In the summer of 2005, a few weeks before the birth of their second kid, my older sister, her husband, and their three-year-old daughter packed up their home in Boston and moved in with my parents in Washington, D.C.
My sister’s husband, Chris Comrack, then 34, was starting a job with a biotech company in Maryland. He and my sister, Alexis Comrack, then 33, had already bought a house in Washington, but it needed a lot of work and would be a wreck during the renovation, which he’d be undertaking himself on the weekends.
They couldn’t afford to carry the house and pay for a rental at the same time, so the solution was to shack up with my parents, who were in their 60s and lived with their three dogs in the rambling Cleveland Park home where they’d raised us. They were delighted to repopulate the house and happy to help out with their grandkids.
“They were great,” says Lex, who quit her job with a website in Boston just before the move. “Dad wasn’t totally confident with the baby, but I would say, ‘Dad, I need to go somewhere,’ and he would sit down on the couch and I would hand Charlotte to him. And then two hours later I’d come back and he hadn’t moved; he was still holding Charlotte.”
Once, Lex left her older daughter, Emmy, with our dad, who still worked full-time as a corporate lawyer but was around on the weekends. “I left him with a diaper, and I had to write on the diaper which end was the front,” she says.
Our mom, who had worked on and off as a lawyer when we were little but had since retired, played with and babysat for the girls often. What’s more, neither of our parents complained about the mess that the four Comracks, their two cats, and all their stuff created.
“It was chaos, and then you had the entire dining room taken over by Charlotte’s toys,” says Lex.
Our parents’ longtime housekeeper, Jinky, came in to clean twice a week.
“We needed Jinky to keep everyone from driving each other really crazy because there were so many people and babies and things and stuff,” says Lex.
She was at once grateful for our mom and dad’s help and restless to be on her own again.
“I did not feel like a grownup,” she says. “When you’re a grownup you have a house and you meet people as an adult and you have a routine.
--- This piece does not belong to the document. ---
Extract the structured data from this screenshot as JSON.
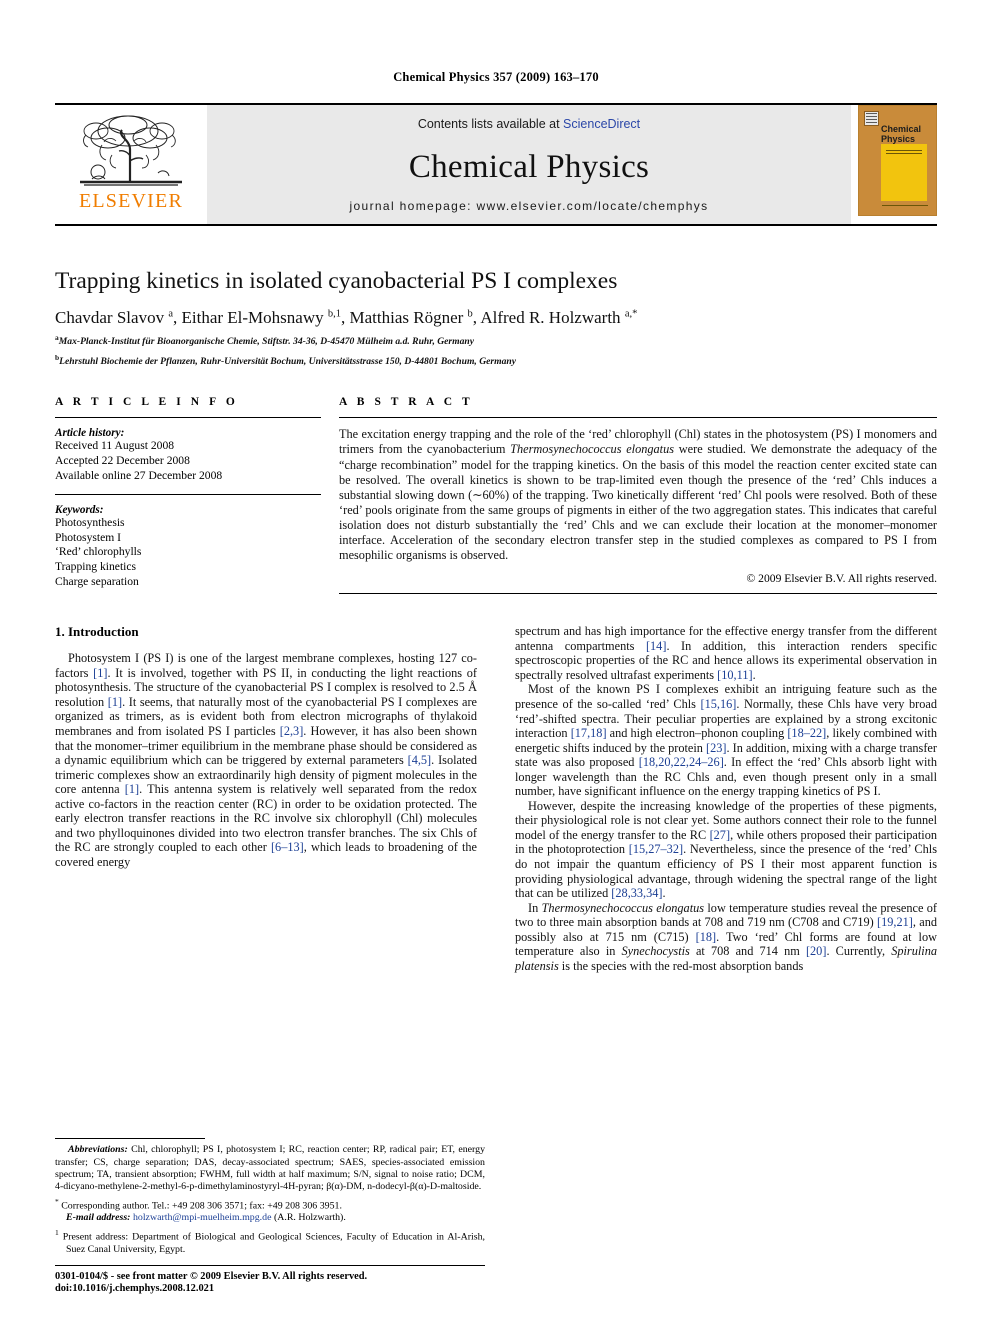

I didn’t have a lot of motivation to meet people because I lived with my parents, and I wasn’t working, and I had just moved back. So the only people I knew were my high school friends and then the few people I started to get to know.”
“I felt a little bit like I was in high school on spring break.”
Also, she felt indebted to our parents. “There was no one telling me that I owed anyone anything, but I felt that I needed to appreciate this generosity.”
After a few months, she decided to take a part-time job. She and Chris would have hired a babysitter to watch the girls during her work hours, but our mom and dad felt strongly that as long as the Comracks were living under their roof, they shouldn’t be responsible for any household expenses.
So our parents offered Jinky a full-time job with them that included childcare, and they insisted on continuing to cover all her wages themselves—an arrangement that Chris “maybe resisted a little bit at first,” says Lex. Later, he relented. When he wasn’t at the office, he was busy with the construction project, so he didn’t have much time to help around the house himself. And he and my sister were already stretching themselves financially.
The construction dragged on for 16 months. My sister and our parents got along, but not every moment of every day.
“I remember sitting in the library … We had a big fight and I don’t remember why,” says Lex. “When you live with someone, you get annoyed, and something Mom was doing was annoying me or something I was doing was annoying her—I forget what it was.”
Still, overall, “it went pretty smoothly,” she says. “I think as parents go, they are not set in their ways like many parents are. They allowed us to take over their house and life.”